Prejudices among the dominate North Americans and Western Europeans in Nevada were sometimes different from those found in other states. The Irish, who fought so hard for a better place on the ethnic ladder in the eastern U.S., arrived in large numbers just as Nevada society took shape. They refused the position of second-class citizens. Protestants may have scorned Catholics, but they were unable to impose a lower status on the Irish. Similarly, prejudice against African Americans was not as keenly felt in nineteenth-century Nevada as it was elsewhere. Although African Americans certainly endured racist oppression, they were too few to attract as much venom as others did, and at least for a while, the effect of the Civil War often promoted good will towards the victims of slavery.
The Chinese, on the other hand, received the greatest burden of racist bile from Europeans and Americans in the state during the nineteenth century. Federal law denied citizenship to the Chinese and restricted the immigration of Chinese women. State law limited marriage between Chinese and other groups. In addition, primary sources document day-to-day acts of cruelty inflicted on the Chinese. Nevertheless, these immigrants arrived by the thousands, worked hard, and helped build the state from its very beginning.
Because of the diversity in Nevada, many communities enjoyed a calendar rich with ethnic celebrations. From the Scottish Robert Burns suppers and Highland games to the celebrations of independence for the various Spanish-speaking countries, from the Irish St. Patrick's Day to Northern Paiute autumn gatherings, from Chinese New Year to the Jewish holy days, mining camps and other Nevada communities took pleasure in an international spectrum of humanity.

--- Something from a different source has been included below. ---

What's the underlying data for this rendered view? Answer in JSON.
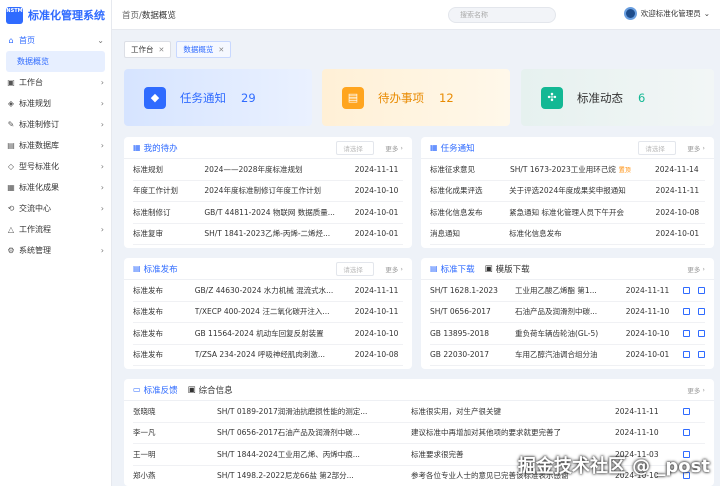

With the decline of the mining industry in the 1880s, Nevada's ethnic population transformed. Many left the state and fewer newcomers arrived. An increasing number of Nevadans were second generation, "hyphenated" Americans who focused more or less on the birthplaces of their parents. Turn-of-the-century discoveries of ore deposits resulted in a new rush to Nevada, and this influx included thousands of foreigners, setting the stage for a new period of ethnic diversity.
None at this time.